Decrying Wall St. greed is the easy part

Discussion in 'Media' started by hvactec, Dec 26, 2011.

  1. hvactec
    Offline

    hvactec VIP Member

    Joined:
    Jan 17, 2010
    Messages:
    1,315
    Thanks Received:
    106
    Trophy Points:
    83
    Location:
    New Jersey
    Ratings:
    +132
    December 26, 2011

    FOR MOST Americans, Friday afternoons are filled with positive anticipation of the weekend. In Washington, it’s where government officials dump stories they want to bury. Good news gets dropped on Monday so bureaucrats can talk about it all week. When the Securities Exchange Commission chose a recent Friday to announce a lawsuit against six former Fannie Mae and Freddie Mac executives, it wasn’t because the Obama administration wanted to draw attention to the action.

    The White House spent tremendous political capital passing the Dodd-Frank financial-regulation law and spared no opportunity to demonize Wall Street for its role in the financial crisis. They’ve blamed big banks, rating agencies, and the derivatives market, and the massive bill itself was sold as a way to prevent future crisis. But the White House narrative - and the bill itself - completely ignores the role of the two mortgage giants in the financial collapse.

    Despite White House rhetoric, there have been no high-profile prosecutions of their supposed villains. Where suits have been filed, charges have little to do with issues covered by Dodd-Frank - or even Sarbanes-Oxley, the other massive regulatory layer created in 2002. Instead, it’s the same story over again: fraud. Misleading investors has been illegal for a long, long time. But because fraud at government-sponsored companies like Fannie and Freddie doesn’t fit the White House line, unloading the story on a Friday was the logical choice.

    The market boom of the 1980s produced archetype corporate villains like Ivan Boesky and Michael Milken. Their high-profile trials yielded significant sentences - three years for Boesky and 10 for Milken. Enron’s Ken Lay and WorldCom’s Bernie Ebbers filled the same role after the tech bust of 2001. Their fall was, in some ways, more spectacular; both were convicted of misstating earnings - acts of fraud that resulted in massive bankruptcies. Even Martha Stewart was sent to jail on obstruction-of-justice charges, with prosecutors arguing it was necessary “to protect the integrity of the system.’’

    These personalities contrast sharply with mild-mannered Dan Mudd and Richard Syron, the two CEOs charged in the SEC’s complaint. Five years ago I met with both separately over breakfast in the Senate Dining Room. At the time, both companies were still riding the housing boom. They were cordial, but neither much appreciated my advice: embrace tougher regulation. Senator Chuck Hagel and I had written legislation to raise their capital standards, scale back their new business ventures, and limit the size of their investment portfolios. They didn’t want to hear it. That doesn’t make them criminals, but clearly they had embraced a business model that socialized potential losses while providing private returns.

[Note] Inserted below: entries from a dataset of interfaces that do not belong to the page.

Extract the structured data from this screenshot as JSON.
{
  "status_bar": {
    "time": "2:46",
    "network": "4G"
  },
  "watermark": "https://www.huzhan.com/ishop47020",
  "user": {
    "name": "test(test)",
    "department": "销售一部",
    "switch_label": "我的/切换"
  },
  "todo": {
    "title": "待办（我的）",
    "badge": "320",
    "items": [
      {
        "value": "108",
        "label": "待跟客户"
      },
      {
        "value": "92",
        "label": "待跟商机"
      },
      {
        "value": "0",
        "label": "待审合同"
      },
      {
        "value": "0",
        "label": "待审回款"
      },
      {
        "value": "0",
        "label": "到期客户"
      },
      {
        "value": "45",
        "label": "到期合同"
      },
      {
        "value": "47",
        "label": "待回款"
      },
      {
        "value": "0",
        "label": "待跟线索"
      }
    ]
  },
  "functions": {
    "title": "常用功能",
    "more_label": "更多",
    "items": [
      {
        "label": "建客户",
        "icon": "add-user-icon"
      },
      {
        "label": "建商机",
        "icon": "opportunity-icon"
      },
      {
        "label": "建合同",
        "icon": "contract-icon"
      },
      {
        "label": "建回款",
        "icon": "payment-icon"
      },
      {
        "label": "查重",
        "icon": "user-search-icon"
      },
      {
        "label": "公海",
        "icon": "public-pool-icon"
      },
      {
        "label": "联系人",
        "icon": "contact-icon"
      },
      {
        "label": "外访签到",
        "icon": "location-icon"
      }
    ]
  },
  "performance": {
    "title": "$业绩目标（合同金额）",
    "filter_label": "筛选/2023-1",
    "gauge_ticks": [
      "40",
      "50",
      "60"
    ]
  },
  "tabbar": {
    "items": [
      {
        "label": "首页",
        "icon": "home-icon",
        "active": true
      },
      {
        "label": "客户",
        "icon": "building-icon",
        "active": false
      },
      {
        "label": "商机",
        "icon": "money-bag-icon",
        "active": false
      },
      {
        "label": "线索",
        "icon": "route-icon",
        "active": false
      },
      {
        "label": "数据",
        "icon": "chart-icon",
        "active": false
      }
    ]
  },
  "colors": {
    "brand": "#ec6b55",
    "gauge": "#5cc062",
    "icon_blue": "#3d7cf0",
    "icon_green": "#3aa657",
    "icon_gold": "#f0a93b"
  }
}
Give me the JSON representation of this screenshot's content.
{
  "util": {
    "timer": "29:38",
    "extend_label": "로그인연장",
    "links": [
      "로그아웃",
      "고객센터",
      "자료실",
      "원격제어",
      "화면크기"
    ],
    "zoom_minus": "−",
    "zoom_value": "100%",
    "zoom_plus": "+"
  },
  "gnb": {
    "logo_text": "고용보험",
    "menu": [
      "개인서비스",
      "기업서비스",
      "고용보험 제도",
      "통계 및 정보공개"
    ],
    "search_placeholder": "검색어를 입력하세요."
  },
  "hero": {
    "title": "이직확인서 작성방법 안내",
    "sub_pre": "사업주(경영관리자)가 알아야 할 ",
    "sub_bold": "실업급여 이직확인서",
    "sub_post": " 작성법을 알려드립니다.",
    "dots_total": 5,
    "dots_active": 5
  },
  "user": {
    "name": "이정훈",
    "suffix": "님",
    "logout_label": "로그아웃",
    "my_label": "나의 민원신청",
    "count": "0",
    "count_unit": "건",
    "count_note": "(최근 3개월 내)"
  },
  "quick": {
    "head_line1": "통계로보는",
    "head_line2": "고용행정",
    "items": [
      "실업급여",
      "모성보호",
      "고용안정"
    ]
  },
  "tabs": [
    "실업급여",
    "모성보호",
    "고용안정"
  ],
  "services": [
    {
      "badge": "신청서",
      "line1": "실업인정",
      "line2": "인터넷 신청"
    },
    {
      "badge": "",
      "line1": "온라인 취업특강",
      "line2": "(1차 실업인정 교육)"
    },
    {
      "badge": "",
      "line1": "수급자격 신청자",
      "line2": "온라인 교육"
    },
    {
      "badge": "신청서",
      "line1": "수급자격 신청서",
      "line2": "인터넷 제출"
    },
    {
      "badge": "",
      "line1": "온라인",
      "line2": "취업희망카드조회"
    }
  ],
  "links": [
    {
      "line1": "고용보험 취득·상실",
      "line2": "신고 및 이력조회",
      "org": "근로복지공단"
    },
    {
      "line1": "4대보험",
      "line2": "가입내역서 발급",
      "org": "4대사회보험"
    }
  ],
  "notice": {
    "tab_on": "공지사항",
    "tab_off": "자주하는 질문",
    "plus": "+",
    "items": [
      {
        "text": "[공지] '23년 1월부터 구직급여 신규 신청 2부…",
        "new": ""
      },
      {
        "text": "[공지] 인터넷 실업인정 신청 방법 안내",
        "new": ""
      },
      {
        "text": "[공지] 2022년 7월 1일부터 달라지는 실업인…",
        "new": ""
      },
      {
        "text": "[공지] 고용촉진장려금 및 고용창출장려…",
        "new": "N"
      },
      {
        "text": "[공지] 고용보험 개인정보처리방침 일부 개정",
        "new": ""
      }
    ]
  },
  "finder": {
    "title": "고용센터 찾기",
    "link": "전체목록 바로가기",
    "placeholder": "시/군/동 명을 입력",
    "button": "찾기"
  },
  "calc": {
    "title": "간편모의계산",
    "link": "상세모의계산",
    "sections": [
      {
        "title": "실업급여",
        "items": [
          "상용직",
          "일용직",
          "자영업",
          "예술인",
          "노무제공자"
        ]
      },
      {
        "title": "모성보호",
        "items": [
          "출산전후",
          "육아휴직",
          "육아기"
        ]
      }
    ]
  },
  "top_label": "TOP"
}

    The SEC alleges that they misrepresented risks in their investment portfolios to both Congress and the public. Mudd testified in 2007 that Fannie’s exposure to subprime loans “remains relatively minimal.’’ Syron said that Freddie hadn’t “been heavily involved in subprime all along.’’ To the executives’ chagrin, the SEC has chosen to let the companies off the hook by signing a “non-prosecution’’ agreement with both firms. Intentional or not, that only bolsters the perception that the executives are just being made scapegoats.

    It may also be dawning on political appointees at the SEC that decrying “greed’’ and prosecuting fraud are two very different things. Convictions require evidence, and in white-collar cases that can be tough to find. Milken and Boesky were done in by sheer brazenness (big stock trades just days before merger announcements) and Lay and Ebbers by the scale of their fraud (WorldCom profits were misstated by over $10 billion). Martha Stewart’s obstruction conviction was built around a broker’s sworn testimony that he passed her an inside tip.

    read more Decrying Wall St. greed is the easy part - Opinion - The Boston Globe
     

Share This Page